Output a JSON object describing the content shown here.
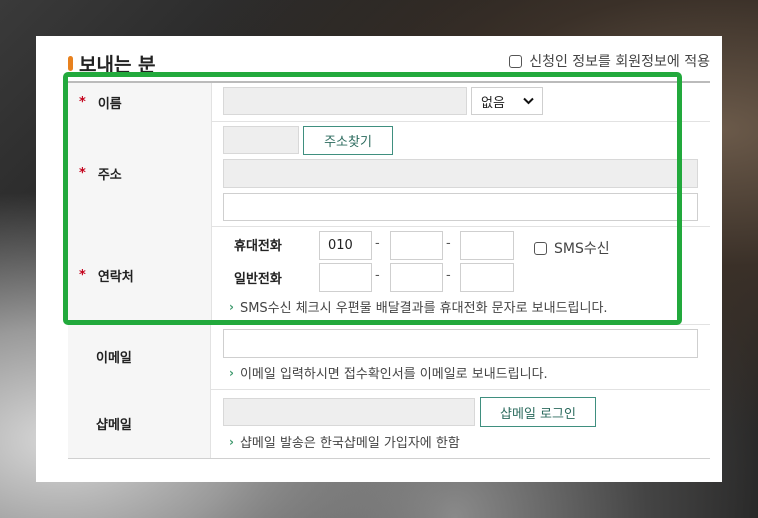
{
  "section": {
    "title": "보내는 분"
  },
  "apply_checkbox": {
    "label": "신청인 정보를 회원정보에 적용"
  },
  "rows": {
    "name": {
      "required": "*",
      "label": "이름",
      "suffix_select": "없음"
    },
    "address": {
      "required": "*",
      "label": "주소",
      "search_button": "주소찾기"
    },
    "contact": {
      "required": "*",
      "label": "연락처",
      "mobile_label": "휴대전화",
      "mobile_prefix": "010",
      "landline_label": "일반전화",
      "dash": "-",
      "sms_checkbox": "SMS수신",
      "note": "SMS수신 체크시 우편물 배달결과를 휴대전화 문자로 보내드립니다."
    },
    "email": {
      "label": "이메일",
      "note": "이메일 입력하시면 접수확인서를 이메일로 보내드립니다."
    },
    "shopmail": {
      "label": "샵메일",
      "login_button": "샵메일 로그인",
      "note": "샵메일 발송은 한국샵메일 가입자에 한함"
    }
  },
  "note_arrow": "›",
  "colors": {
    "accent_bar": "#e8811e",
    "required": "#c4001a",
    "button_border": "#3f8f7f",
    "highlight": "#22a93c"
  }
}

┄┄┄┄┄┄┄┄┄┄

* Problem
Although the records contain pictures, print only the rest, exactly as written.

* Task output
Output a JSON object describing the content shown here.
{
  "section": {
    "title": "보내는 분"
  },
  "apply_checkbox": {
    "label": "신청인 정보를 회원정보에 적용"
  },
  "rows": {
    "name": {
      "required": "*",
      "label": "이름",
      "suffix_select": "없음"
    },
    "address": {
      "required": "*",
      "label": "주소",
      "search_button": "주소찾기"
    },
    "contact": {
      "required": "*",
      "label": "연락처",
      "mobile_label": "휴대전화",
      "mobile_prefix": "010",
      "landline_label": "일반전화",
      "dash": "-",
      "sms_checkbox": "SMS수신",
      "note": "SMS수신 체크시 우편물 배달결과를 휴대전화 문자로 보내드립니다."
    },
    "email": {
      "label": "이메일",
      "note": "이메일 입력하시면 접수확인서를 이메일로 보내드립니다."
    },
    "shopmail": {
      "label": "샵메일",
      "login_button": "샵메일 로그인",
      "note": "샵메일 발송은 한국샵메일 가입자에 한함"
    }
  },
  "note_arrow": "›",
  "colors": {
    "accent_bar": "#e8811e",
    "required": "#c4001a",
    "button_border": "#3f8f7f",
    "highlight": "#22a93c"
  }
}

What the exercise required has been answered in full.